Genao can handle the ball, get to the rim and he is an excellent passer. We want to attack Vermont off the dribble and have them chasing all game long..Genao fits that style perfectly.
Ryan Milliken of Lebanon
The best on the ball defender in the state. Milliken is a one man fast break and there won’t be a player on Vermont that can beat him up the floor.
Danny McKillop of Merrimack
You need an elite defender and McKillop can guard bigs that can shoot it. Last year’s Vermont team had a bunch of 6’4 shooters, that’s where McKillop comes in. When Tim Goodridge calls you one of the smartest players he’s ever coached…that’s good enough for me.
Alex Schwarz of Mascoma
Wait until you see what Schwarz can do with all of this talent around him…this kid is legit
Liam Viviano of Winnacunnet
Viviano could easily start, he’s a terrific passer who gets to the paint almost any time he wants. I’d be surprised if there were five players in the state who shot more free throws than Viviano did this season.
Logan Galanes of Keene
On every team I need a sniper…Galanes is mine for 2017. He plays hard and can knock down shots from all over. A player like this is itching to show everyone how good he is on the big stage.
Trey Carrier of Wilton-Lyndeborough
Very tough call. Logan Briggs was my player of the year but this game wouldn’t suit him, Jackson Rivers would fit well here but the pick is Carrier. He has the size and athleticism to fit right in with the Division I players.
Griffin Curtis of Salem
Last spot came down to Kyle Frank (Pelham), Matt Giroux (Concord..and he’s underrated) and Curtis. I went with Curtis because he gives us a little size, this is smaller team and we need rebounding. We’ll depend on Carrier, McKillop and Curtis off the bench to provide it.
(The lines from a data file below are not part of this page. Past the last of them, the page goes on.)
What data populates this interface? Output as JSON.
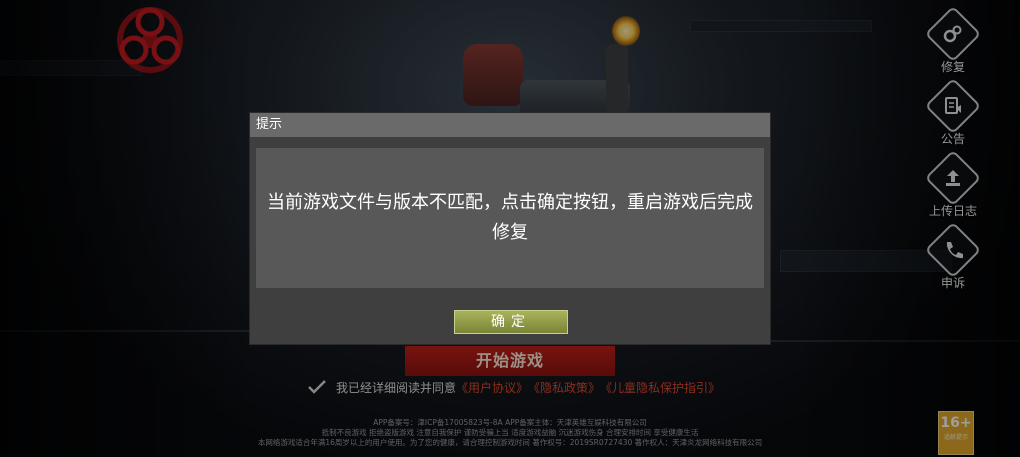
{
  "side_menu": [
    {
      "label": "修复",
      "icon": "gears-icon"
    },
    {
      "label": "公告",
      "icon": "announcement-icon"
    },
    {
      "label": "上传日志",
      "icon": "upload-log-icon"
    },
    {
      "label": "申诉",
      "icon": "appeal-phone-icon"
    }
  ],
  "start_button": "开始游戏",
  "agreement": {
    "prefix": "我已经详细阅读并同意",
    "links": [
      "《用户协议》",
      "《隐私政策》",
      "《儿童隐私保护指引》"
    ]
  },
  "footer": {
    "line1": "APP备案号：津ICP备17005823号-8A  APP备案主体：天津英雄互娱科技有限公司",
    "line2": "抵制不良游戏 拒绝盗版游戏 注意自我保护 谨防受骗上当 适度游戏益脑 沉迷游戏伤身 合理安排时间 享受健康生活",
    "line3": "本网络游戏适合年满16周岁以上的用户使用。为了您的健康，请合理控制游戏时间   著作权号：2019SR0727430   著作权人：天津炎龙网络科技有限公司"
  },
  "age_rating": {
    "number": "16+",
    "label": "适龄提示"
  },
  "dialog": {
    "title": "提示",
    "message": "当前游戏文件与版本不匹配，点击确定按钮，重启游戏后完成修复",
    "ok_label": "确定"
  },
  "colors": {
    "brand_red": "#c21f1a",
    "link_red": "#e04a2e",
    "ok_green": "#9aa54c"
  }
}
Coming tomorrow: Part II which will include my rants on shot clocks & all-state voting, random thoughts on all four divisions and a look ahead to 2018)